Built across the Fraser River, the Pattullo Bridge links the cities of Surrey and New Westminster in British Columbia, Canada. The bridge was named after the former British Columbia premier Duff Pattullo. It was opened to traffic in November 1937. It has four traffic lanes and a downstream sidewalk.

Greater Vancouver Transportation Authority (GVTA), which is also known as TransLink, owns the bridge. Nearly 80,000 vehicles use the bridge every day.

On 18 January 2009, a wooden trestle, which supports the southern end, underneath the bridge caught fire and was destroyed. The structure, which consisted of wood covered in creosote was 71 years old at the time. Wood had been used to provide stability in a marshy area. The bridge was temporarily closed after the fire and re-opened on 26 January 2009.

Experts fear that the Pattullo Bridge will be at risk if a strong earthquake strikes the area. The bridge has had no seismic upgrade in the last 12 years (reported in 2011). TransLink is considering either retrofitting or replacing the bridge. If the old bridge remains, then it will have to be closed in the event of an earthquake, according to TransLink.

“The Pattullo Bridge was designed by Major W.G.Swan.”


In 2008, TransLink, the transportation authority of the southern coast of British Columbia, announced that a new six lane bridge will be built to replace the aging bridge, at a cost of approximately CAD1.2bn, by the end of the decade. The completion date was later postponed to 2015 or 2016.

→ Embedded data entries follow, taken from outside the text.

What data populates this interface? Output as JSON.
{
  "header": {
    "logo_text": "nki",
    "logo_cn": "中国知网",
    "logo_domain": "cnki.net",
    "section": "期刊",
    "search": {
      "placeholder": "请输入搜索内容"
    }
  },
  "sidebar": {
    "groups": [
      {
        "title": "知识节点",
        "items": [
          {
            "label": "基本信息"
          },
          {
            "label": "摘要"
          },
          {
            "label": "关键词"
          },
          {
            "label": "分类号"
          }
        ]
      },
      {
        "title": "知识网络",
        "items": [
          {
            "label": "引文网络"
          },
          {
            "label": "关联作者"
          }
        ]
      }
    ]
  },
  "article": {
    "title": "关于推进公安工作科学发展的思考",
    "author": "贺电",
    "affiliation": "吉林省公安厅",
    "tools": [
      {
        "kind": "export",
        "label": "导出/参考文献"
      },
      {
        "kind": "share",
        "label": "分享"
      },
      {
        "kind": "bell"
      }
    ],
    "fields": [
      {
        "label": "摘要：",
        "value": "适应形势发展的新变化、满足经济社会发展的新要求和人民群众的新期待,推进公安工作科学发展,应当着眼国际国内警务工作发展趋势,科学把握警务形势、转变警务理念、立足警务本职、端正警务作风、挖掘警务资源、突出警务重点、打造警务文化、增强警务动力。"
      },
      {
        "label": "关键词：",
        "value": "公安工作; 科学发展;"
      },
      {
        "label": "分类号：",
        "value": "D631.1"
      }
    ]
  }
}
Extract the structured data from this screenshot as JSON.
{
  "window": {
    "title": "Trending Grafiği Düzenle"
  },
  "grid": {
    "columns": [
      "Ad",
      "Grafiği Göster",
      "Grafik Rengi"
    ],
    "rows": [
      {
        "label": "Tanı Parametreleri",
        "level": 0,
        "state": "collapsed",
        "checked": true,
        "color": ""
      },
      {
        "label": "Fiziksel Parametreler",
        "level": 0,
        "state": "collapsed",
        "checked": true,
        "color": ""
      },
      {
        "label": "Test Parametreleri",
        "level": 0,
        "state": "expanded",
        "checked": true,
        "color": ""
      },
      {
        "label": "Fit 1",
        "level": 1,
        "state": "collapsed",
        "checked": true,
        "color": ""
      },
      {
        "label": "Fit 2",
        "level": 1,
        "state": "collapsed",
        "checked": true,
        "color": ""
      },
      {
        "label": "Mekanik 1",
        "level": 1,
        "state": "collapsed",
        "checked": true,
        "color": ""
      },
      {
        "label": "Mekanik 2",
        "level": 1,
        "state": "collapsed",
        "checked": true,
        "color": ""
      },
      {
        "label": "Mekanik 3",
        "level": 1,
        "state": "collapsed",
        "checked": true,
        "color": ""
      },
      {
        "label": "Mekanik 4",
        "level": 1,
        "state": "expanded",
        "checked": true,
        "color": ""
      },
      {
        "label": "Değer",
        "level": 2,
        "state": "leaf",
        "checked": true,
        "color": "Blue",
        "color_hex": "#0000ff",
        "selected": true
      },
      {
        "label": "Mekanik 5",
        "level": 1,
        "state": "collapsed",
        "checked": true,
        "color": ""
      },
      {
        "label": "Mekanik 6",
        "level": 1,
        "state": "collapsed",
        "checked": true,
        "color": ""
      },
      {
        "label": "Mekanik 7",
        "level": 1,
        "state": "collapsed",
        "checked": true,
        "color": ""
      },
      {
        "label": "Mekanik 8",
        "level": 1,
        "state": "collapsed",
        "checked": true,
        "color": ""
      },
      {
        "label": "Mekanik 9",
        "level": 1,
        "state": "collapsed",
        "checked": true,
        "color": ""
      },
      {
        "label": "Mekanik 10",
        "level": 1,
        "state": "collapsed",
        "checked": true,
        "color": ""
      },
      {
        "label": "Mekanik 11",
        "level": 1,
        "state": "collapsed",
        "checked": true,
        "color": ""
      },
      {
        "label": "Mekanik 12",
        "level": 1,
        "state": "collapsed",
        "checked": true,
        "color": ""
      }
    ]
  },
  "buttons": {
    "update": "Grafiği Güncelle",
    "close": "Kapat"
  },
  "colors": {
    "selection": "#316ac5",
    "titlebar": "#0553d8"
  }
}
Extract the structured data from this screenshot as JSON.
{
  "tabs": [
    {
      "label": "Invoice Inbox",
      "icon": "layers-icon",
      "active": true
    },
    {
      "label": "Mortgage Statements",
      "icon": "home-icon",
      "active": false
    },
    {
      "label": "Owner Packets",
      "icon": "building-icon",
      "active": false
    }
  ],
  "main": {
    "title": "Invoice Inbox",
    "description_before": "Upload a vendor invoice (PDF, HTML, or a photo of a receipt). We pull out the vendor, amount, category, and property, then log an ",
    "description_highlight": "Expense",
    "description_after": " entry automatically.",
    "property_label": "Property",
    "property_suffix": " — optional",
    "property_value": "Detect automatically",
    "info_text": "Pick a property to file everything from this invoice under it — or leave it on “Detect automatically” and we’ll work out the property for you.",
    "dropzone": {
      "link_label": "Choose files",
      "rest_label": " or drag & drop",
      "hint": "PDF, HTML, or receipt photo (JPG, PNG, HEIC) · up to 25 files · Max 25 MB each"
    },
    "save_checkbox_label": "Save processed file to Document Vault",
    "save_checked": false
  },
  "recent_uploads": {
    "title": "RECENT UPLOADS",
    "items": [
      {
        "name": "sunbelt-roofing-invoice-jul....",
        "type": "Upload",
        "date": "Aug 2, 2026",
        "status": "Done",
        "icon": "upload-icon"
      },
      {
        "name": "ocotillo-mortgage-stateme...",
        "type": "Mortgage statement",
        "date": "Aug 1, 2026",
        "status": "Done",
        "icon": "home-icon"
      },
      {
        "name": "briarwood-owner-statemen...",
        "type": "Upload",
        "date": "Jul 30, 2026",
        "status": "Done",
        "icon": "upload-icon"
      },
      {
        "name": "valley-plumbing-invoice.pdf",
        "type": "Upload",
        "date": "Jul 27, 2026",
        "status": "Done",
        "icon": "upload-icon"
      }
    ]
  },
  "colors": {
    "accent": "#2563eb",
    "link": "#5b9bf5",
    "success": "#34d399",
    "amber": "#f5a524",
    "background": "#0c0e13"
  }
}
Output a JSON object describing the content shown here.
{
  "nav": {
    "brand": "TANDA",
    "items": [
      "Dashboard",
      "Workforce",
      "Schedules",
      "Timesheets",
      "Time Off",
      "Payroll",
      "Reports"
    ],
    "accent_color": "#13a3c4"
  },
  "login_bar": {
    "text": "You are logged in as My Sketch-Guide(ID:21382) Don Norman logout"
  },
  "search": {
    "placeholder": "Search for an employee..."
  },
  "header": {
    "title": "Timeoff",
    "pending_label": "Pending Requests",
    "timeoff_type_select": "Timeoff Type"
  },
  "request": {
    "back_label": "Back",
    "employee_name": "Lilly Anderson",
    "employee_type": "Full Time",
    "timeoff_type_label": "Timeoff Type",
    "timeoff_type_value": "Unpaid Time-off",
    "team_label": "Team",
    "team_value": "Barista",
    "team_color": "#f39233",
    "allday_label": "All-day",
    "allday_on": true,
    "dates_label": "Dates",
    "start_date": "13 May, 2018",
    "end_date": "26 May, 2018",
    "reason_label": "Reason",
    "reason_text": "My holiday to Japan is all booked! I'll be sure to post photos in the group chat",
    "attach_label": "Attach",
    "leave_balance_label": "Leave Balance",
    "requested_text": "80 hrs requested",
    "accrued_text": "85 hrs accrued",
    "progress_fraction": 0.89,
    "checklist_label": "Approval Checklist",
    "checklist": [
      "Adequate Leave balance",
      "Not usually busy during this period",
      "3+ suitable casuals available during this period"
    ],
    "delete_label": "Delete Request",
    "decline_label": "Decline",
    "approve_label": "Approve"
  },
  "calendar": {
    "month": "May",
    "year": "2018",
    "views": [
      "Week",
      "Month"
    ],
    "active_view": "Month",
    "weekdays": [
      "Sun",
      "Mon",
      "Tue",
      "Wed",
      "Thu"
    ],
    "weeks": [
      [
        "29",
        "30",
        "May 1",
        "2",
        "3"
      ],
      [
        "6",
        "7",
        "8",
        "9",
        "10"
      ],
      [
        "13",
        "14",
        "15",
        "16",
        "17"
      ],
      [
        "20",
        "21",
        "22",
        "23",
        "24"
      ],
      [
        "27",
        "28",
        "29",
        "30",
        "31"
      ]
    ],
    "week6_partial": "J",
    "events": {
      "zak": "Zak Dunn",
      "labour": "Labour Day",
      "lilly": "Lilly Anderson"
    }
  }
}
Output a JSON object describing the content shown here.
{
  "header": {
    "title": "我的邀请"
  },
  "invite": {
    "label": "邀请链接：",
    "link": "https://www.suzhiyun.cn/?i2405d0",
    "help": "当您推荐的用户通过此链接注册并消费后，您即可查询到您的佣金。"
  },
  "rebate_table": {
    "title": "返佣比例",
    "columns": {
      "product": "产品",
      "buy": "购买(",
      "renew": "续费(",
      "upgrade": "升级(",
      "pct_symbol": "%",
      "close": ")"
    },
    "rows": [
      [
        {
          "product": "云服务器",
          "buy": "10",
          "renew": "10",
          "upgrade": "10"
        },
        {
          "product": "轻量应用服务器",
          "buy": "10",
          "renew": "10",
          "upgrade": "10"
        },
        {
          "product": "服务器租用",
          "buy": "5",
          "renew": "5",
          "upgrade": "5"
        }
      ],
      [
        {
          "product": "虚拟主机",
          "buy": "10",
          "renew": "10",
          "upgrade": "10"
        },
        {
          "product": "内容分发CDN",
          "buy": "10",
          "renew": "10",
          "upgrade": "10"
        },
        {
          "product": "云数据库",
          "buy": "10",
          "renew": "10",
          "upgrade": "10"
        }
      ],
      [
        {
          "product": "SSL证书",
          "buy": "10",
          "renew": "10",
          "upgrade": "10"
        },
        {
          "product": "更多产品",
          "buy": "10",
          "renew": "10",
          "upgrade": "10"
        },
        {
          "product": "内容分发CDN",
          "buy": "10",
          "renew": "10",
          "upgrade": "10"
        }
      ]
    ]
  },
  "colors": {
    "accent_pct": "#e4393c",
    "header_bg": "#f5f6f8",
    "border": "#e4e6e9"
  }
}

In February 2011, it was reported that TransLink was reconsidering its decision to build the new bridge. A public consultation on the subject will be conducted in June.


Construction of the Pattullo Bridge began in October 1935. The bridge was opened to traffic on 15 November 1937. The total length of the bridge is 7,800ft inclusive of the length of the approaches. The clearance above the Fraser River is 150ft.

The bridge was built by The Dominion Bridge Co. (re-named ADF Heavy Industries in 1998) and Northern Construction & J.W. Stewart.

The construction required 365,000t of earth and 150,000t of sand and rock, 7,000t of steel and two million board feet of timber.


The original bridge construction had cost CAD 4m, including the cost of the main contract, cement, purchase of the right of way, and re-alignment and the resurfacing of highways.


In August 2002, Buckland & Taylor were commissioned to inspect a set of components of the steel truss spans of the bridge located between Piers 0 and 9. In January 2003, Buckley & Taylor were asked to inspect the remaining components. They were also asked to provide a live load rating of all the deck systems and truss members between Piers 0 and 9.

In 2004, Buckland & Taylor were appointed GVTA representative and structural engineer for phase 1 of the renovation work on the bridge. In this capacity, they rendered construction support. In Phase 2, the company provided contract administration and structural engineering services.

In 2009, the company designed the emergency replacement of the section of the bridge destroyed by the fire. They located the replacement in the Langley, British Columbia yard of Surespan Construction. The structure had been used as a bridge over an excavated station location.

“Experts fear that the Pattullo Bridge will be at risk if a strong earthquake strikes the area.”

Throughout the 1980s, Ausenco Sandwell was responsible for the replacement of the south approach bearings, seismic upgrades of the south approach spans and replacement of the joint and steel floor beams to the river piers. The company worked for the Ministry of Transportation.

In 1995, Ausenco Sandwell conducted a preliminary seismic assessment of the bridge. In 1998, the company conducted a full condition and rehabilitation study with cost estimates for the Ministry in order to facilitate the transfer of the bridge’s ownership to TransLink.

In 2006, Ausenco Sandwell, working for TransLink, came up with a preliminary design for the rehabilitation, widening and seismic retrofitting of the bridge.


The Pattullo Bridge was designed by Major W.G.Swan who was the consulting engineer on the project. He designed a compression arch suspended-deck bridge.
The unique design feature of the bridge is a wooden trestle. The area in which the bridge was built has weak and compressible soft soil.

A short wooden section with a shallow foundation and timber structure was worked into the design. This was done so that the section could be shimmed up regularly to deal with the sinking of the soil due to the weight of the bridge. A very flammable petroleum based product called creosote was used as the preservative for the wooden beams.

The extremely narrow lanes and the curves on each end of the bridge are considered to be serious design flaws by today’s standards.